So I made a couple myself. On the whole, I did a horrible job, but they accomplish their mission:
I bought a huge sheet of insulation sheathing--very dense pink stuff about 1/2 inch thick, found in the building materials section of Home Depot. It needed to be denser than regular packing styrofoam to withstand heavy houseplants and cats and the occasional ill-placed thumb.
Cut it to size, and cover with contact paper. Seems simple enough. But actually, the original piece of insulation wasn't cut at right angles, which made all my measurements (t-square and all) completely wrong, plus I suck at contact paper, as you can see above.
But then I learned about the hair dryer trick and the next one came out much nicer.
Total cost: approx. $12 And they will certainly be very durable. Plus, I have a lot of foam left over for a wonderfully huge blocking board for knitting.
Hope someone finds this idea useful and does a nicer job than me!
This was a quick, almost spur-of-the-moment knit for a friend's baby's first birthday. She's not even remotely a deadhead (the mom, I mean. I don't know about the baby), but i had this skein of colorful yarn from the Target $1 bin, and it turned out to be even more colorful than I thought.....
As usual, I'm well behind the curve, I suppose. But I'll just say, as everyone else has: this is a wonderful pattern!
I used Goshen yarn from yarn.com (cotton/modal/silk) - inexpensive and I loved it. And of course made some mods to the shaping. Also left off the lace at the bottom hem (didn't need to be drawing the eye there, you know).
I kept trying the lace in the pattern and just didn't like how it was coming out - too poofy - so I replaced it with this eyelet rib lace from the Vogue Stitchionary:
Here they are, compared:
More pictures and talk on my blog.
Thanks for looking! Hope lots more people are encouraged to knit this - it's surprisingly easy!
I read along with some of this knitalong, but only cast on last week. I had to totally recalculate the stitch counts, as I suppose nearly all of you did (since the original pattern seems to be for a 27" bust!!). But otherwise, smooth sailing.
But now I have a question maybe you can help me with.
I've now knit the whole body and one sleeve and pinned it together to see if my yoke decreases and sleeve increases match (they do!). But I got no puff to my sleeve whatsoever, even after making it proportionally bigger than the pattern suggested. I suppose that just means I have super huge arms relative to my bust size (I do).
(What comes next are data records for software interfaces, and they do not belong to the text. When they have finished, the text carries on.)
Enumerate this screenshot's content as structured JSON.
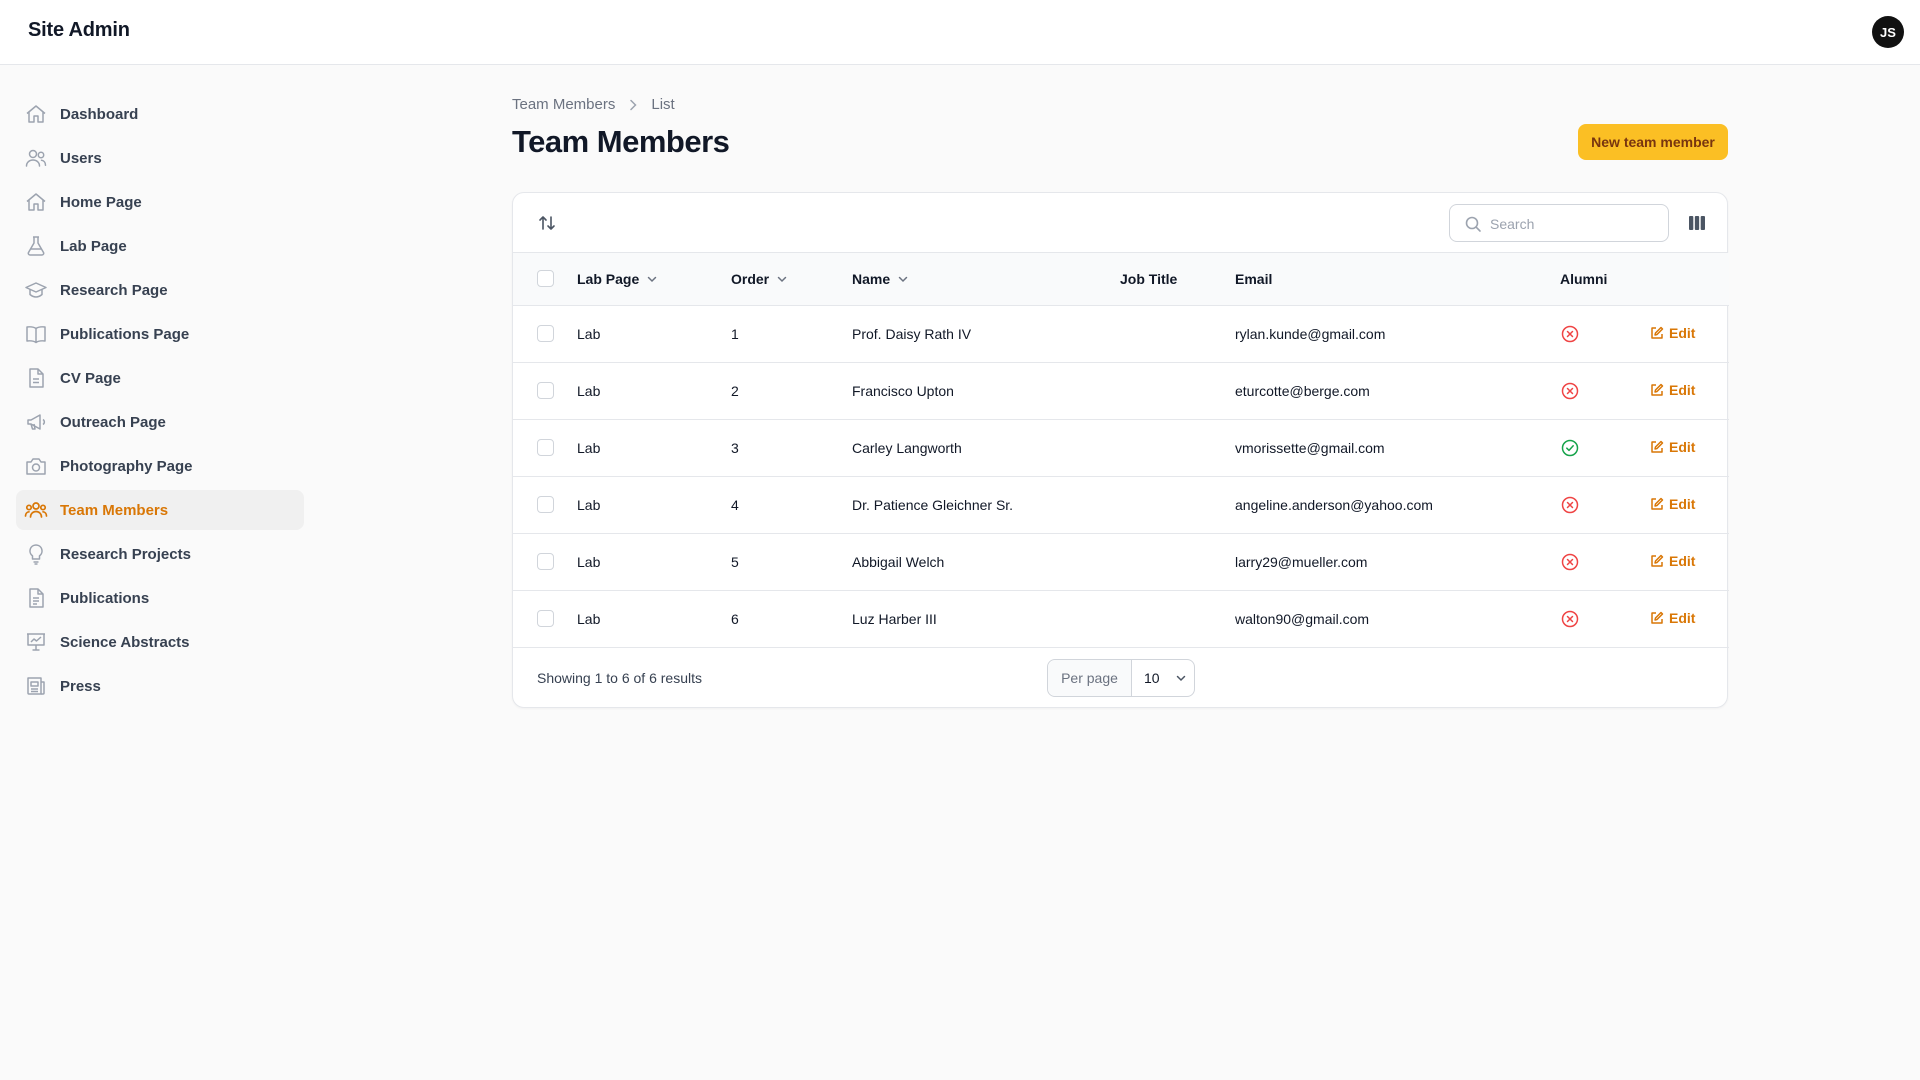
{
  "app": {
    "title": "Site Admin",
    "user_initials": "JS"
  },
  "sidebar": {
    "items": [
      {
        "label": "Dashboard",
        "icon": "home-icon"
      },
      {
        "label": "Users",
        "icon": "users-icon"
      },
      {
        "label": "Home Page",
        "icon": "home-icon"
      },
      {
        "label": "Lab Page",
        "icon": "beaker-icon"
      },
      {
        "label": "Research Page",
        "icon": "academic-cap-icon"
      },
      {
        "label": "Publications Page",
        "icon": "book-open-icon"
      },
      {
        "label": "CV Page",
        "icon": "document-icon"
      },
      {
        "label": "Outreach Page",
        "icon": "megaphone-icon"
      },
      {
        "label": "Photography Page",
        "icon": "camera-icon"
      },
      {
        "label": "Team Members",
        "icon": "user-group-icon",
        "active": true
      },
      {
        "label": "Research Projects",
        "icon": "light-bulb-icon"
      },
      {
        "label": "Publications",
        "icon": "document-text-icon"
      },
      {
        "label": "Science Abstracts",
        "icon": "presentation-chart-icon"
      },
      {
        "label": "Press",
        "icon": "newspaper-icon"
      }
    ]
  },
  "breadcrumb": {
    "parent": "Team Members",
    "current": "List"
  },
  "page": {
    "title": "Team Members",
    "new_button": "New team member"
  },
  "table": {
    "search_placeholder": "Search",
    "columns": {
      "lab_page": "Lab Page",
      "order": "Order",
      "name": "Name",
      "job_title": "Job Title",
      "email": "Email",
      "alumni": "Alumni"
    },
    "edit_label": "Edit",
    "rows": [
      {
        "lab_page": "Lab",
        "order": "1",
        "name": "Prof. Daisy Rath IV",
        "job_title": "",
        "email": "rylan.kunde@gmail.com",
        "alumni": false
      },
      {
        "lab_page": "Lab",
        "order": "2",
        "name": "Francisco Upton",
        "job_title": "",
        "email": "eturcotte@berge.com",
        "alumni": false
      },
      {
        "lab_page": "Lab",
        "order": "3",
        "name": "Carley Langworth",
        "job_title": "",
        "email": "vmorissette@gmail.com",
        "alumni": true
      },
      {
        "lab_page": "Lab",
        "order": "4",
        "name": "Dr. Patience Gleichner Sr.",
        "job_title": "",
        "email": "angeline.anderson@yahoo.com",
        "alumni": false
      },
      {
        "lab_page": "Lab",
        "order": "5",
        "name": "Abbigail Welch",
        "job_title": "",
        "email": "larry29@mueller.com",
        "alumni": false
      },
      {
        "lab_page": "Lab",
        "order": "6",
        "name": "Luz Harber III",
        "job_title": "",
        "email": "walton90@gmail.com",
        "alumni": false
      }
    ],
    "footer": {
      "results_text": "Showing 1 to 6 of 6 results",
      "per_page_label": "Per page",
      "per_page_value": "10"
    }
  },
  "colors": {
    "accent": "#d97706",
    "primary_button": "#fbbf24",
    "alumni_yes": "#16a34a",
    "alumni_no": "#ef4444"
  }
}
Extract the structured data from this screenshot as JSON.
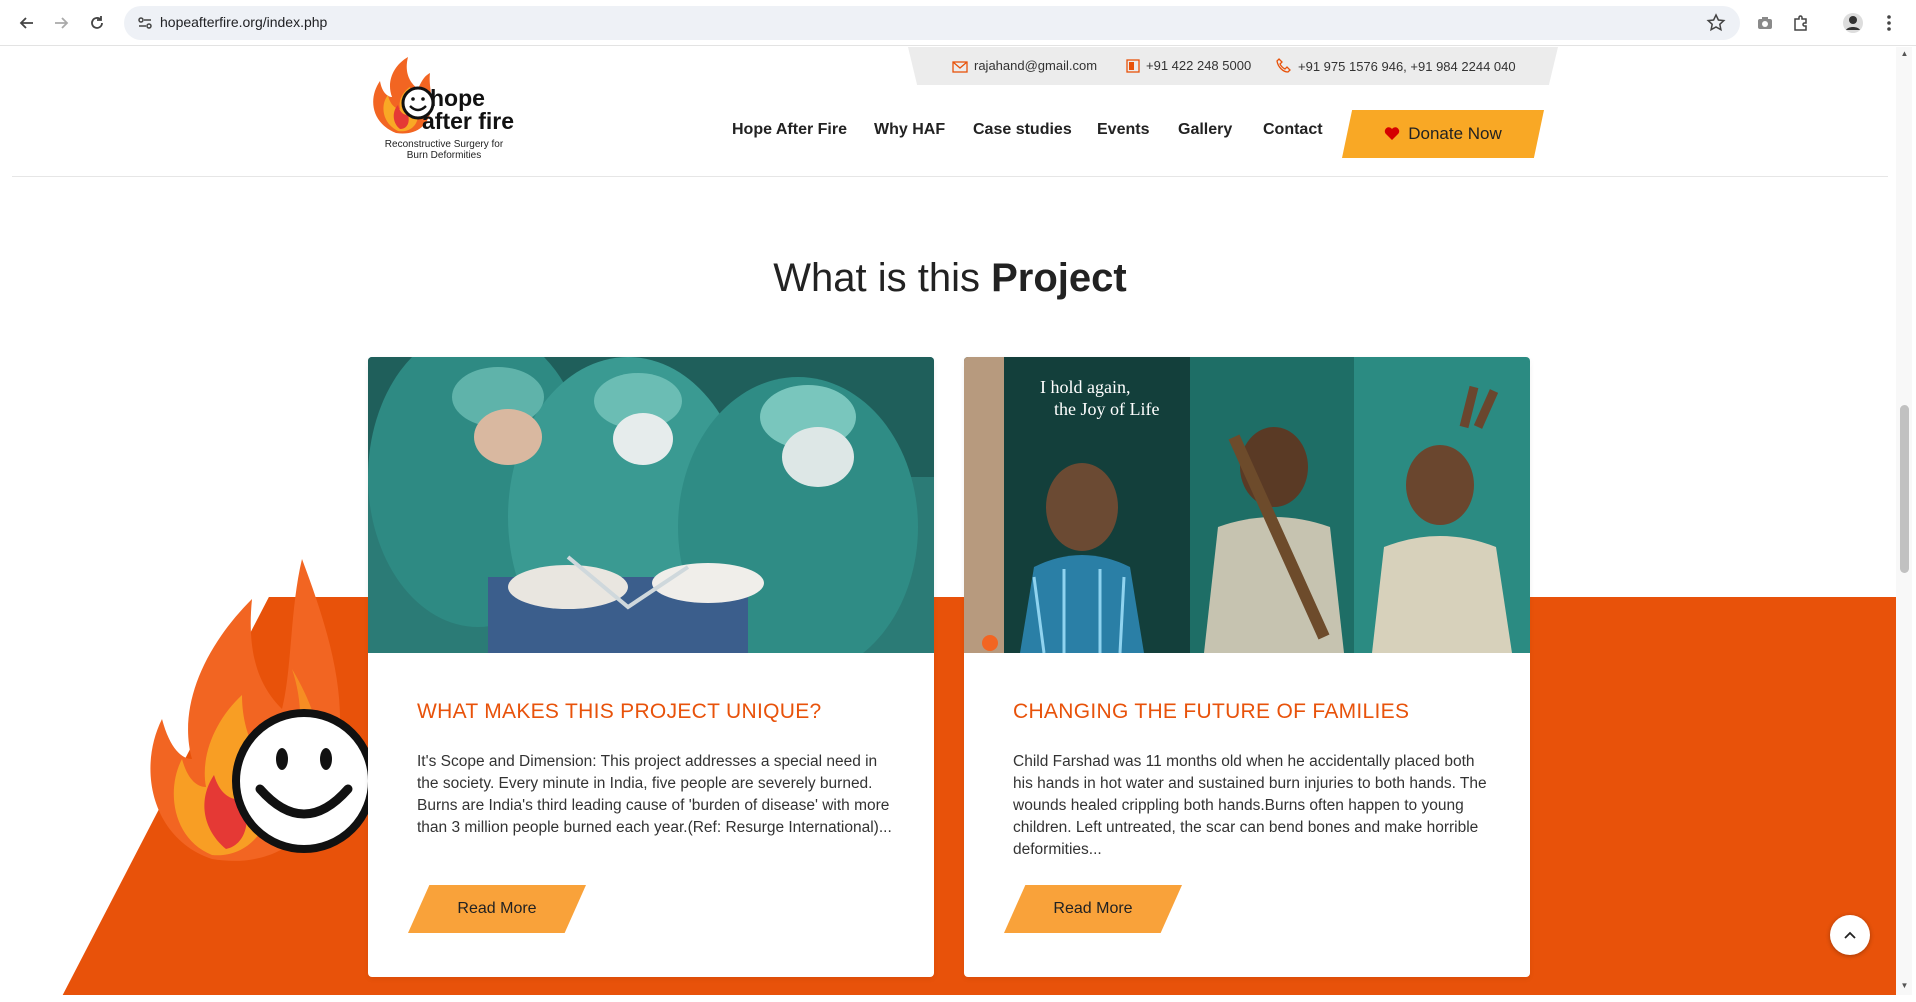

But my question for you is really an aesthetic one - do you think I should bother to rip out the sleeve below the yoke ribbing and redo the increases (and do tons, tons more) to get that relaxed poofiness before decreasing for the ribbing....or should I leave it as-is?
Did others of you have to totally redesign the sleeves?
(BTW - I did it in the round - someone asked about that earlier. Very simple - I just figured, 32" bust x 4 st/in = CO 128 st. Then had to totally recalculate the row count for the yoke (since with the original count it didn't even reach my shoulder blade - and I'm quite short). But it worked out.)